Unlike many European countries, Britain has welcomed foreign takeovers and has few restrictions on ownership. In the 80’s Margaret Thatcher encouraged the sale of British companies. This resulted in US companies targeting takeover opportunities in Britain. British investors are often fixated with short-term returns, so when these do not materialise, companies easily fall prey to tempting takeover offers. US investors favour scale rather than immediate returns. With the large home market, scale is readily achievable. It is then followed by penetration of foreign markets with competitively priced products. Any surplus profits are invested into R&D and diversification. By contrast British technology companies cannot scale up in the same way having a much smaller home market and having exited Europe with Brexit are now not part of any large trading bloc. The so called “special relationship” with the US has not led to a trade deal…

Cashless payments are a tariff on British businesses transferring money to US corporations (e.g. MasterCard). These corporations are aiming to reduce cash payments in Britain with the result that the use of cash is much lower in Britain than in France or Germany.
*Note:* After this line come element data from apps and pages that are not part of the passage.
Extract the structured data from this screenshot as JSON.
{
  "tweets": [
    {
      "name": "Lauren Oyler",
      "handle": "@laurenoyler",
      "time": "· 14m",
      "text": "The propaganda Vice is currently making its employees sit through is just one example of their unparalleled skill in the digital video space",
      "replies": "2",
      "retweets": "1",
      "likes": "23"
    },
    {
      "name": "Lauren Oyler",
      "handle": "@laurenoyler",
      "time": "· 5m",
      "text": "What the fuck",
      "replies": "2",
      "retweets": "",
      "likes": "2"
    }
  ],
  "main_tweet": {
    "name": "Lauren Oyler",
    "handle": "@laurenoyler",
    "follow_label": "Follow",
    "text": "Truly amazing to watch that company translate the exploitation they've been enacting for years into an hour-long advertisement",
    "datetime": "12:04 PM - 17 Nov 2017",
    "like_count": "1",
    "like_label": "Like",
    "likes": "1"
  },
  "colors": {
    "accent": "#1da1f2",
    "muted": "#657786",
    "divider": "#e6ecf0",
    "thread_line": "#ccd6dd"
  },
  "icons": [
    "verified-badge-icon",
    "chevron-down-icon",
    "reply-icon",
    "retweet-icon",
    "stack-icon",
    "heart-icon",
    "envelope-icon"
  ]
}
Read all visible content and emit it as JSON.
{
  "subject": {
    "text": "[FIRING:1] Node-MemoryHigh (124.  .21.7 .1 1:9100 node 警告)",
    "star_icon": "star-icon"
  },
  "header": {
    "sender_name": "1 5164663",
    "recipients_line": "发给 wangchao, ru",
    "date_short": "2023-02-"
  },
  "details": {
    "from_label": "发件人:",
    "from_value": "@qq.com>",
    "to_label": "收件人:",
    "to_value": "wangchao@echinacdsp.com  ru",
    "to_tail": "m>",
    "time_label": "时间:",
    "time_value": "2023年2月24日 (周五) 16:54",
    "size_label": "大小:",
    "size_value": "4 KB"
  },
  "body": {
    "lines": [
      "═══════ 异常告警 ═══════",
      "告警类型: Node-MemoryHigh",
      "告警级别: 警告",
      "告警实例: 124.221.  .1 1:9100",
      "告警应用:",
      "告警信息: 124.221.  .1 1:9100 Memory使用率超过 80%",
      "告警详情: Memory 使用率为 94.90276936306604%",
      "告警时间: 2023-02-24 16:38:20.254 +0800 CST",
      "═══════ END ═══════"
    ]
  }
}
The extractors of wealth, Private Equity, are led by the US Blackstone whose aim is to acquire British businesses, then increase profitability by cost cutting, restructuring, price rises, increasing debt, sale and lease backs, or minimising pension liabilities. Many household names are now owned by private equity and have been removed from the London Stock Exchange. Low valuations after crises and low interest rates provide buying opportunities. Reliable cash flows are attractive to Private Equity as is exemplified by the purchase of 5000 London railway aches with no restraints on raising rents.

The author points out that failure to collect taxes from US companies due to their use of tax havens results in the UK inability to invest in NHS, Education and infrastructure.  Despite the payment of very low taxes in the UK, US companies are major users of infrastructure - e.g. Amazons use of roads and packaging disposal.

American companies obtained many of the “Covid” contracts including vaccines where our Astra Zeneca was cheaper. The NHS is increasingly dependent on the US for drugs, supplies and services. Cloud computing where the UK government is a big spender, is dominated by Amazon and Microsoft. In defence the US has taken over 3 large aerospace companies (Meggit, Cobam and Ultra). Westland helicopters also went to the US. Two large listed UK waste management companies Biffa and Vidor are also going to the US.

Home-town advantage is an established tradition in US where company-supported towns are established, e.g. Redmond/Microsoft, Beaverton/Nike and many others. This advantage is denied to the UK when HQ moves to the US as with the Cadbury takeover by Kraft. This has largely ended the flow of civic amenities to Bourneville.

The US has used its influence to make Britain limit the use of Chinese technology. The Inflation Reduction Act subsidises US industry at the expense of UK and Europe with subsidies luring companies to relocate to the US. Attractive offers are made to our best students and researchers to persuade them to move to the US.

The author proposes some measures to halt or slow the increasing us influences. Firstly, stop the sale of UK companies to the US (in the same way as the French do), Secondly, support innovation with long term investment. Thirdly, invest in people with lifelong learning.

Also important is the measurements of what we are dealing with.UK. Statistics are often not available to measure the extent of the transfer of UK assets to unaccountable foreign owners.

This book constitutes fascinating reading. It exposes the extraordinary extent of US influence in Britain. It is provocative, providing valuable food for thought for Britain and the British people. Why have so many of our established and new companies been sold to America? Why are government departments so reliant on purchases of supplies, data storage and more from US companies? Why do we purchase so much from American owned companies? While many of the answers are obvious, the solutions are far from simple. The inability to obtain reasonable levels of tax from US companies is a formidable constraint on Britain’s ability to invest.

Vassal State must be essential reading for all politicians as well as a much wider audience.